For the recent years, the creation of Library Consortia in all parts of the world has become an established trend. First, there were libraries in the U.S.A. that created consortia to share resources, to offer common services, to broaden access to (electronic) resources and to encounter jointly financial problems. Shortly, Northern European Countries followed their example. Library Consortia now count several years of existence. Apart from developing other services, they are especially successful in providing common access to electronic resources at very beneficiary prices through agreements made with publishers and vendors.
However, the experience gained so far show that there are great differences in the situation existing between the U.S. and Northern European Countries and the Countries of the European South. Differences refer not only to the buying power that for the South European Countries is considerably lower, but also, to different educational systems that demand special rules in the agreements with publishers and vendors.
SELL (Southern European Libraries Link) was created as an effort to bring together Libraries from Southern European Countries. The spark of its creation was a statement prepared by the Catalonian Consortium of Libraries (Spain), entitled “Why Some Libraries Pay More for Electronic Information”. This statement focused on the above mentioned differences, peculiar to Southern Countries, and the need for a special charging policy from the part of publishers and vendors.
Libraries in Greece, Italy, Spain, Portugal and other countries of the same area of Europe have a lot in common:
- They all have very old languages that have been very important in various times in history and are feeling very strongly about their languages. English, although is quite widespread in these countries, it can not be compared with the use of English in other countries of Europe like the Netherlands, or Denmark, or other non English-speaking countries. This fact creates a lot of problems in all efforts to negotiate with producers of bibliographic databases.
- In negotiations, most of the publishers and vendors charge by student FTE which is inapplicable in the case of these countries where educational systems usually allow a great number of inactive students who are registered in their Universities but are not actually attending courses.
- According to official economic data, Southern European Countries have a much lower GDP comparing to the one of the countries of Northern Europe.

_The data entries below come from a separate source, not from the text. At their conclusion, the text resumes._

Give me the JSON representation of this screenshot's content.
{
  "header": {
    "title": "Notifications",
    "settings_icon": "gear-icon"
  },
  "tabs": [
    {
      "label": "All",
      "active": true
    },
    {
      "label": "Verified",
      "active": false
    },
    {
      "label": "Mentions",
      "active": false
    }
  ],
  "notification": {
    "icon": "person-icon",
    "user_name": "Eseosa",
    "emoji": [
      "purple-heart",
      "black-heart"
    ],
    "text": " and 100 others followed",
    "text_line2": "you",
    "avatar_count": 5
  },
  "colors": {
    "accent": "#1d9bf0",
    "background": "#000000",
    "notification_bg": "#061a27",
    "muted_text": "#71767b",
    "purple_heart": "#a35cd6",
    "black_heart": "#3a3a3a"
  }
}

Therefore, their buying power is considerably lower and on the other hand, their educational and research needs are almost at the same level.
The main goal of SELL is to address these matters to its member Libraries, to promote the special requirements of its members to information aggregators, to draw common policies towards information acquirement and provision and also, to support other fields of collaboration.